» **THE TASK**
Report all lines from the entries below in which "Kingdom" appears.

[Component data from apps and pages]
★ ★ ★ ★ ★

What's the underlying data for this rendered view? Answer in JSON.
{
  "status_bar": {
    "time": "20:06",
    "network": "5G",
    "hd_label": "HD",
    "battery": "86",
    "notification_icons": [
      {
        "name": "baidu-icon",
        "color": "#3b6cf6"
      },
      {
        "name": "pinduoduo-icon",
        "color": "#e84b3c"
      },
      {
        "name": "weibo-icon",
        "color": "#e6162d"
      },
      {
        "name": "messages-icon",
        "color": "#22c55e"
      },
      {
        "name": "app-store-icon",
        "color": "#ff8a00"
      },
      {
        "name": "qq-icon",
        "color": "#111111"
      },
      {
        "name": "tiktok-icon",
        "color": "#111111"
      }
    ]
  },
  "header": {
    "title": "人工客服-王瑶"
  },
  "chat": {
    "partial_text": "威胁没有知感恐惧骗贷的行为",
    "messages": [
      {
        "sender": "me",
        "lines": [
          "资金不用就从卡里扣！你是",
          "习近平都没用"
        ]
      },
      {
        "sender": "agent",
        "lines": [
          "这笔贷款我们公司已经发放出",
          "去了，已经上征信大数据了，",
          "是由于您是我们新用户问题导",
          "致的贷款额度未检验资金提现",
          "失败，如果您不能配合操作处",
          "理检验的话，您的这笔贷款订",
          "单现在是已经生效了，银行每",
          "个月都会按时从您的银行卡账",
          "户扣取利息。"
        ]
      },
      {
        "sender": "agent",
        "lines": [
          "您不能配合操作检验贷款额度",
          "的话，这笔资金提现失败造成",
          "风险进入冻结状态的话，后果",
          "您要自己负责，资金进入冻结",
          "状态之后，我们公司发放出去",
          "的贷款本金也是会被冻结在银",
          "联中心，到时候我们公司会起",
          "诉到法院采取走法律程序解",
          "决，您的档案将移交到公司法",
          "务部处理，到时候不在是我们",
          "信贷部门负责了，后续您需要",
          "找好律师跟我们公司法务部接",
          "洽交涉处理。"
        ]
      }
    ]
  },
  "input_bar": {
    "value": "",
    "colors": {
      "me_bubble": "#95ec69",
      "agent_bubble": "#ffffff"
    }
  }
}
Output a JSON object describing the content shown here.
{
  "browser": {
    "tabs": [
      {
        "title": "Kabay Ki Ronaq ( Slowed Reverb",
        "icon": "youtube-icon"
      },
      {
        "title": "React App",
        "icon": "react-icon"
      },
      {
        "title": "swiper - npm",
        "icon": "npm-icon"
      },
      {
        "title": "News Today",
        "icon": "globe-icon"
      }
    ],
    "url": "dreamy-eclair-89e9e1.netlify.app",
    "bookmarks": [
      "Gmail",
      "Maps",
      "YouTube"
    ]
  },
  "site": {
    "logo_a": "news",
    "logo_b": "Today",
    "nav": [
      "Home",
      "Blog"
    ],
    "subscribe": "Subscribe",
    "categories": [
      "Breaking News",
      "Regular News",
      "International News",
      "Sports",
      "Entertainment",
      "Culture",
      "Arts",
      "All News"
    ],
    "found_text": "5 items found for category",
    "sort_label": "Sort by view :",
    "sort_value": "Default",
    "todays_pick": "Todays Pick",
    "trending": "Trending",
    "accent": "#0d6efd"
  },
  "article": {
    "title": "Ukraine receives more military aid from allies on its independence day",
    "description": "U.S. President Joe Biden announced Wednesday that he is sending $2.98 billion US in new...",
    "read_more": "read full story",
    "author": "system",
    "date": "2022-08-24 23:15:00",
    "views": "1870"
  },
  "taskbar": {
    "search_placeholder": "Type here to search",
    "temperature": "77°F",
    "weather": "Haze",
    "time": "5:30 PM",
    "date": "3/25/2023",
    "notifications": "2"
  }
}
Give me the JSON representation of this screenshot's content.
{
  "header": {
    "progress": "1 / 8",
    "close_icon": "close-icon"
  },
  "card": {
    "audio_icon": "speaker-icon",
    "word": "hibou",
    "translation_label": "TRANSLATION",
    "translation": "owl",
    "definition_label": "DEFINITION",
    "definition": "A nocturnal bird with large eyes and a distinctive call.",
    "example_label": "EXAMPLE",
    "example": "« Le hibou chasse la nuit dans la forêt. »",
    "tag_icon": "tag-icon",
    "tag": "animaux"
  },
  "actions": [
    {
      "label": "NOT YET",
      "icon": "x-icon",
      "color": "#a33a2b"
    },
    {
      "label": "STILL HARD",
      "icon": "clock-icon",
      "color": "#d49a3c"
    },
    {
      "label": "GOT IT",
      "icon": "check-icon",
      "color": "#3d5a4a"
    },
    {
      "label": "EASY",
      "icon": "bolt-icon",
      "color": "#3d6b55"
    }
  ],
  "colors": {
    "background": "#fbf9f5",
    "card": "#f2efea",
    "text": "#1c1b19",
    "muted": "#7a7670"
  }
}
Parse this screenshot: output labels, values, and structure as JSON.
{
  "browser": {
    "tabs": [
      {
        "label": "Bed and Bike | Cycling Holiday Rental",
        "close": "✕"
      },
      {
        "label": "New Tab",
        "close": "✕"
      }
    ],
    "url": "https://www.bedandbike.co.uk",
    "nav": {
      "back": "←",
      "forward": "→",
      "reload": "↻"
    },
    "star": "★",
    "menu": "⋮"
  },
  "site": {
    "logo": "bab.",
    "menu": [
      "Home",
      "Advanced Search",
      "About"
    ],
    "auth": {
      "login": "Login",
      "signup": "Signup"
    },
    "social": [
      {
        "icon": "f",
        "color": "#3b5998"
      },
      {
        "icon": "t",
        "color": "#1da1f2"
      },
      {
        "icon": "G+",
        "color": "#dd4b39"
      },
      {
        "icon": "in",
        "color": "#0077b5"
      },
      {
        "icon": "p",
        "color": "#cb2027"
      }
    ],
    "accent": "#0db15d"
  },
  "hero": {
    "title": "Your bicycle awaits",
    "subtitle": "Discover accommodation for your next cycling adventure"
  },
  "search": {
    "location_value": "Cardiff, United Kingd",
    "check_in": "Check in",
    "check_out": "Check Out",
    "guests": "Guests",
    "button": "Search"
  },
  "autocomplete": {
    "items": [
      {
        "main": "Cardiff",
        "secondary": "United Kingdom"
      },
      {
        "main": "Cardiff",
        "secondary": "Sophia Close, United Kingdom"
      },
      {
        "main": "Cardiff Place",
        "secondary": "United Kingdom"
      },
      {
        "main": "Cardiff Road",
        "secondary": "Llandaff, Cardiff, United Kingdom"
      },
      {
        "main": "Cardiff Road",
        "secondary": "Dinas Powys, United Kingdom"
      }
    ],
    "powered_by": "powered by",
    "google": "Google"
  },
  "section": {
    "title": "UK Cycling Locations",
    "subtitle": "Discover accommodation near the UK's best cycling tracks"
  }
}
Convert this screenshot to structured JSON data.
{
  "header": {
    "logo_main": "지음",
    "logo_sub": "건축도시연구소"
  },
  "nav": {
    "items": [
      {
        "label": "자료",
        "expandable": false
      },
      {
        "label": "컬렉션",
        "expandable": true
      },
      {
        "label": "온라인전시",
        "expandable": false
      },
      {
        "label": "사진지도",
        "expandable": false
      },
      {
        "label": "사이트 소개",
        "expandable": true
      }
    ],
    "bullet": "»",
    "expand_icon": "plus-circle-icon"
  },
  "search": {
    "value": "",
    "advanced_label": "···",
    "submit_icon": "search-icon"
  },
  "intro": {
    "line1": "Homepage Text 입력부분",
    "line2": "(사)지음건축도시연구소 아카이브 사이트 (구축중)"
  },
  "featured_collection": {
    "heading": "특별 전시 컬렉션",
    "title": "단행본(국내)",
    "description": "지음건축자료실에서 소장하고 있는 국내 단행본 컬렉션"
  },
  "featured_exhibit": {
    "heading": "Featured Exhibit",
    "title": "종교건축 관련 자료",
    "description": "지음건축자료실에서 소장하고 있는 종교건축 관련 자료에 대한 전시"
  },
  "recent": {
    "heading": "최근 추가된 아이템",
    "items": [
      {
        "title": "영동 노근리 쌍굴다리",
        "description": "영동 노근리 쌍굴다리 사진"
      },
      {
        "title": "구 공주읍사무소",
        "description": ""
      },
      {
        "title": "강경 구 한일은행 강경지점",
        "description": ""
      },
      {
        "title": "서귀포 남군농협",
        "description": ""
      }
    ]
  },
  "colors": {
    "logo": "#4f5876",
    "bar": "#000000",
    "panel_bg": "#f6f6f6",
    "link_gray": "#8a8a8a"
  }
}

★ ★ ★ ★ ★

» **WRITTEN ANSWER**
        "secondary": "United Kingdom"
        "secondary": "Sophia Close, United Kingdom"
        "secondary": "United Kingdom"
        "secondary": "Llandaff, Cardiff, United Kingdom"
        "secondary": "Dinas Powys, United Kingdom"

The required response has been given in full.